In the early Seventies, though, as a solo artist and as one-fifth of the gloriously sloppy band the Faces, Stewart personified a kind of working-class Everyman at a time when most rockers were flirting with either high-gloss glam, reefer-head Satanism, bloated conceptual opera, or patchouli-soaked spiritualism. Stewart brimmed with compassion and condolence. He would revel in the spiritual and carnal pleasures of the world, but would also wonder at times how the place could be so cruel and heartless. His songs were intelligent, witty, and packed with the nuance and drama of real life. They could be wildly funny and imaginative ("Maggie May") or maudlin and weepy ("Gasoline Alley"); warm and sentimental ("You Wear It Well") or despondent and laced with remorse ("Mandolin Wind"). His songs spanned a musical territory that included covered soul and R&B, British folk and American rockabilly, honky-tonk country and barrelhouse blues, singer/songwriter confessionals and wanton rock and roll raveups. His reach was without limit. Like Ray Charles, Jerry Lee Lewis, and his idol Sam Cooke, Stewart could sing anything and make it work.

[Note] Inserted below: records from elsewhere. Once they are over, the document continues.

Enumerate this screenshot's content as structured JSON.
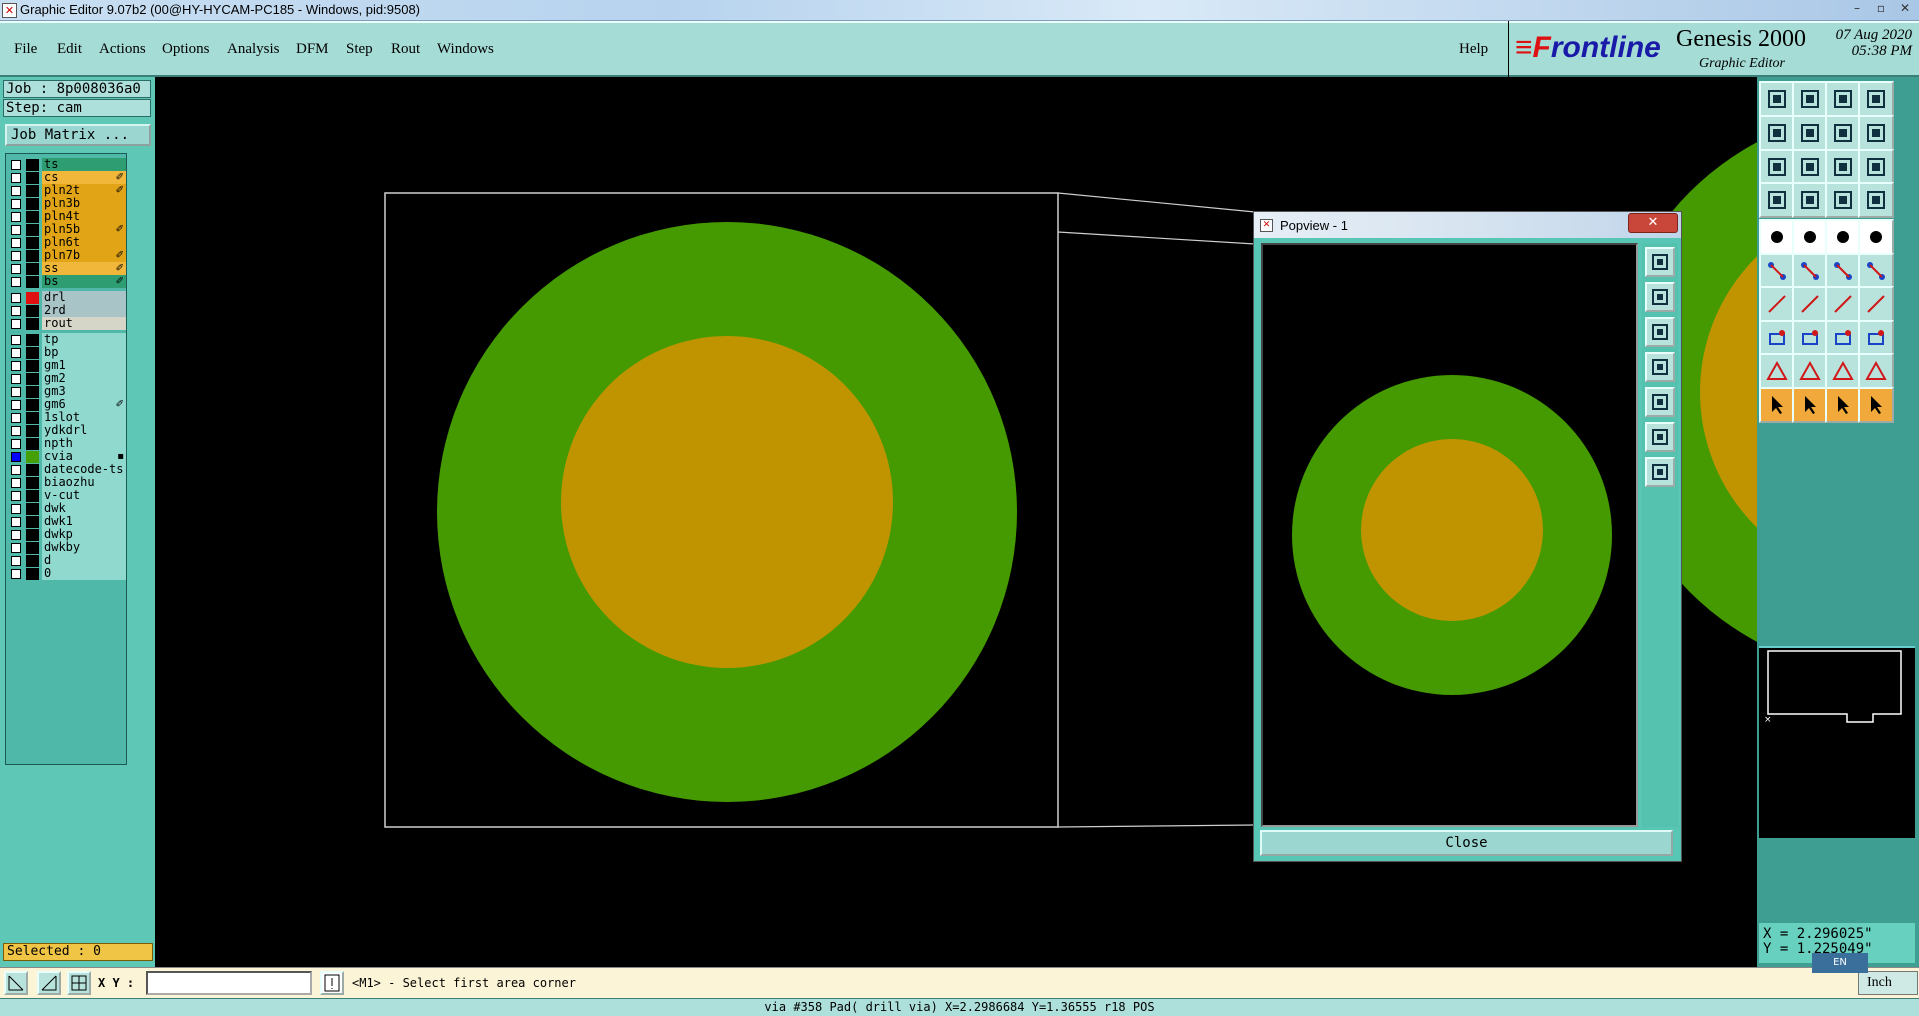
{
  "window": {
    "title": "Graphic Editor 9.07b2 (00@HY-HYCAM-PC185 - Windows, pid:9508)"
  },
  "menu": {
    "items": [
      "File",
      "Edit",
      "Actions",
      "Options",
      "Analysis",
      "DFM",
      "Step",
      "Rout",
      "Windows"
    ],
    "help": "Help"
  },
  "brand": {
    "logo_prefix": "≡F",
    "logo": "rontline",
    "product": "Genesis 2000",
    "subtitle": "Graphic Editor",
    "date": "07 Aug 2020",
    "time": "05:38 PM"
  },
  "job": {
    "job_label": "Job : 8p008036a0",
    "step_label": "Step: cam",
    "matrix_button": "Job Matrix ..."
  },
  "layers": [
    {
      "name": "ts",
      "color": "#2e9e72",
      "mark": ""
    },
    {
      "name": "cs",
      "color": "#f0b73a",
      "mark": "✐"
    },
    {
      "name": "pln2t",
      "color": "#e1a417",
      "mark": "✐"
    },
    {
      "name": "pln3b",
      "color": "#e1a417",
      "mark": ""
    },
    {
      "name": "pln4t",
      "color": "#e1a417",
      "mark": ""
    },
    {
      "name": "pln5b",
      "color": "#e1a417",
      "mark": "✐"
    },
    {
      "name": "pln6t",
      "color": "#e1a417",
      "mark": ""
    },
    {
      "name": "pln7b",
      "color": "#e1a417",
      "mark": "✐"
    },
    {
      "name": "ss",
      "color": "#f0b73a",
      "mark": "✐"
    },
    {
      "name": "bs",
      "color": "#2e9e72",
      "mark": "✐"
    },
    {
      "name": "drl",
      "color": "#a9c4c7",
      "mark": "",
      "swatch": "#e01010"
    },
    {
      "name": "2rd",
      "color": "#a9c4c7",
      "mark": ""
    },
    {
      "name": "rout",
      "color": "#d6d6c8",
      "mark": ""
    },
    {
      "name": "tp",
      "color": "#8fd9cf",
      "mark": ""
    },
    {
      "name": "bp",
      "color": "#8fd9cf",
      "mark": ""
    },
    {
      "name": "gm1",
      "color": "#8fd9cf",
      "mark": ""
    },
    {
      "name": "gm2",
      "color": "#8fd9cf",
      "mark": ""
    },
    {
      "name": "gm3",
      "color": "#8fd9cf",
      "mark": ""
    },
    {
      "name": "gm6",
      "color": "#8fd9cf",
      "mark": "✐"
    },
    {
      "name": "1slot",
      "color": "#8fd9cf",
      "mark": ""
    },
    {
      "name": "ydkdrl",
      "color": "#8fd9cf",
      "mark": ""
    },
    {
      "name": "npth",
      "color": "#8fd9cf",
      "mark": ""
    },
    {
      "name": "cvia",
      "color": "#8fd9cf",
      "mark": "▪",
      "swatch": "#45a008",
      "checked": true
    },
    {
      "name": "datecode-ts",
      "color": "#8fd9cf",
      "mark": ""
    },
    {
      "name": "biaozhu",
      "color": "#8fd9cf",
      "mark": ""
    },
    {
      "name": "v-cut",
      "color": "#8fd9cf",
      "mark": ""
    },
    {
      "name": "dwk",
      "color": "#8fd9cf",
      "mark": ""
    },
    {
      "name": "dwk1",
      "color": "#8fd9cf",
      "mark": ""
    },
    {
      "name": "dwkp",
      "color": "#8fd9cf",
      "mark": ""
    },
    {
      "name": "dwkby",
      "color": "#8fd9cf",
      "mark": ""
    },
    {
      "name": "d",
      "color": "#8fd9cf",
      "mark": ""
    },
    {
      "name": "0",
      "color": "#8fd9cf",
      "mark": ""
    }
  ],
  "selected": "Selected : 0",
  "coords": {
    "x": "X = 2.296025\"",
    "y": "Y = 1.225049\""
  },
  "bottom": {
    "xy_label": "X Y :",
    "xy_value": "",
    "prompt": "<M1> - Select first area corner",
    "unit": "Inch",
    "ime": "EN"
  },
  "status": "via #358 Pad( drill via) X=2.2986684 Y=1.36555 r18 POS",
  "popview": {
    "title": "Popview - 1",
    "close_x": "✕",
    "close_button": "Close"
  },
  "colors": {
    "copper_green": "#449a00",
    "pad_orange": "#bf9400",
    "panel_teal": "#5ec7b6"
  }
}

The son of blue-collar parents, Stewart emerged amid the blues-crazed London of the mid-Sixties. He apprenticed with various blues and folk combos, cut a few singles, and did some studio session work before joining the Jeff Beck Group in 1967. Aside from his uncanny melismatic resemblance to Cooke, Stewart sounds fairly mediocre on his early recordings; only "I've Been Drinking," a melancholic blues churner, hints at the glory to come. In 1969 he made his solo debut with The Rod Stewart Album, working with a studio group built around Small Faces keyboardist Ian McLagan and Beck Group alumni Ron Wood on bass and Micky Waller on drums. A casual, ingratiating collection of barroom laments and bluesy boogie, the set provided the blueprint for an ensuing string of brilliant albums. There were seven in all, and each remains staggering in its emotional depth and unrivaled in the spirit of camaraderie among its participants.

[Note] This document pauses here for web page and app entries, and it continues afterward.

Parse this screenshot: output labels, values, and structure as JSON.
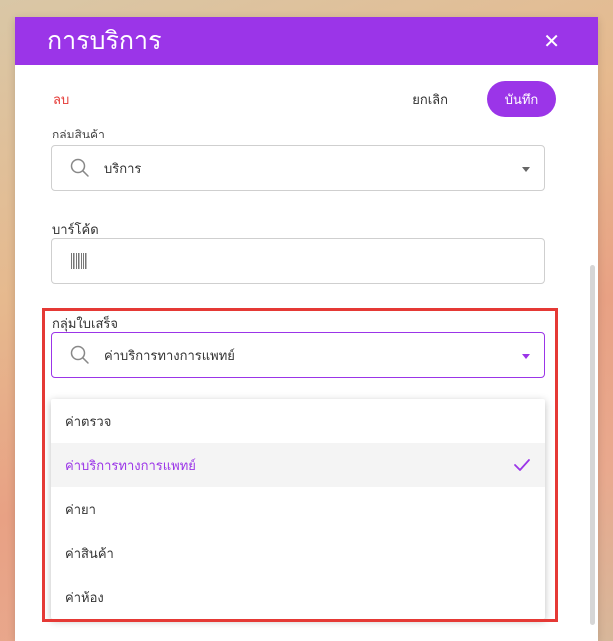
{
  "header": {
    "title": "การบริการ"
  },
  "actions": {
    "delete_label": "ลบ",
    "cancel_label": "ยกเลิก",
    "save_label": "บันทึก"
  },
  "form": {
    "product_group": {
      "label_partial": "กลุ่มสินค้า",
      "value": "บริการ"
    },
    "barcode": {
      "label": "บาร์โค้ด"
    },
    "receipt_group": {
      "label": "กลุ่มใบเสร็จ",
      "value": "ค่าบริการทางการแพทย์",
      "options": [
        "ค่าตรวจ",
        "ค่าบริการทางการแพทย์",
        "ค่ายา",
        "ค่าสินค้า",
        "ค่าห้อง"
      ],
      "selected_index": 1
    }
  },
  "colors": {
    "accent": "#9b35e8",
    "danger": "#e53935",
    "highlight": "#e53935"
  },
  "icons": [
    "close-icon",
    "search-icon",
    "chevron-down-icon",
    "barcode-icon",
    "check-icon"
  ]
}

Three of those albums were made by the Faces, formed in 1969 when Stewart and Wood (playing guitar now) joined the Small Faces after vocalist/guitarist Steve Marriott left the band to go blow out his voice with Humble Pie. The revamped Small Faces' debut effort, 1970's First Step, was tentative, lacking focus, but it was bolstered by a few hell-raising stomps (including "Three Button Hand Me Down," one of Stewart's first underdog anthems) and the poignant ruminations of Faces bassist and co-vocalist Ronnie Lane.

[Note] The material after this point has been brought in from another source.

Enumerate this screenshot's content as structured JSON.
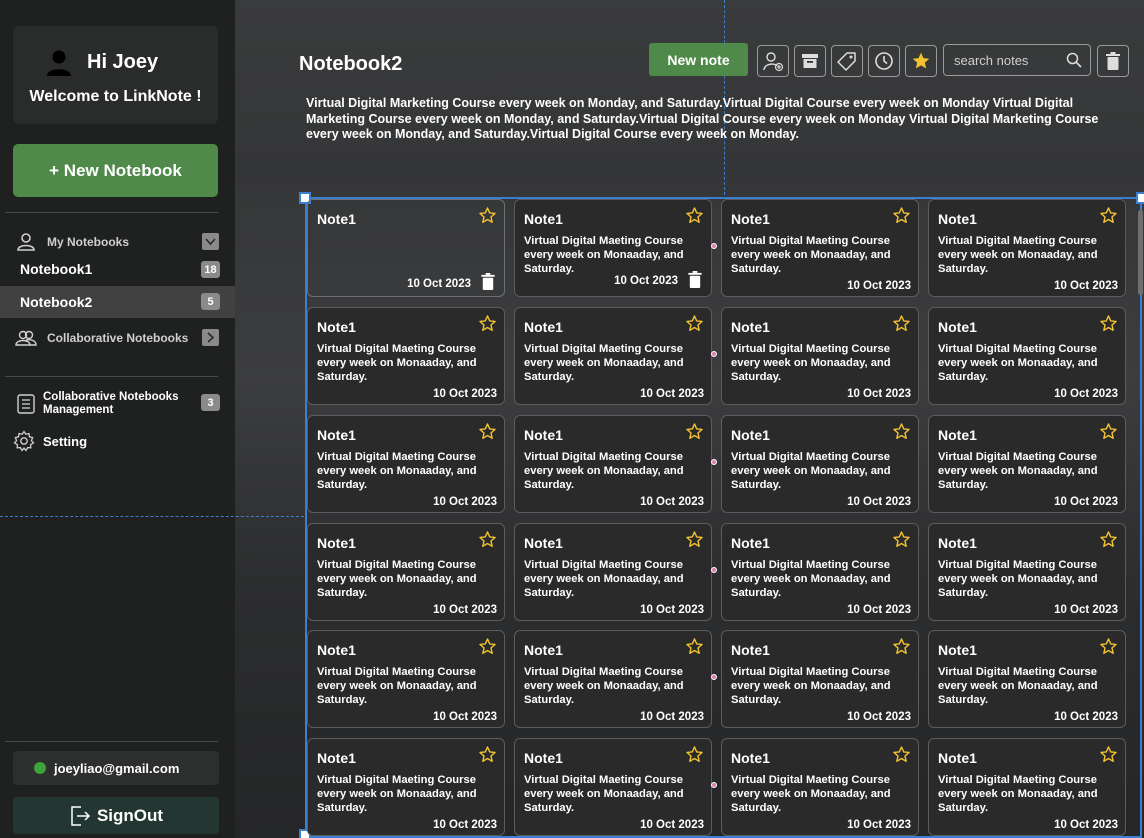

For the next five years Stewart would flip-flop between the Faces and a solo career backed by the musicians used on The Rod Stewart Album, making great records with both. On his own Stewart indulged his every musical whim, revealing the range of his musical tastes and the clarity of his vision. Gasoline Alley, Every Picture Tells a Story, and Never a Dull Moment -- the albums issued under his own name between 1970 and 1972 -- move from sentimental folk to charging, acoustic-based rockabilly to stomping, loose-limbed rocking funk. Covers by songwriters of every ilk were woven seamlessly into the originals written by Stewart and various collaborators. Regardless of who wrote them, each song helped paint Stewart as something of a beautiful loser -- self-deprecating, humble, a bit naive, seldom at the winning end of the stick but the kind of guy you'd like to run into at the corner bar. The kind of guy you'd gladly buy a beer or two. Or three or four.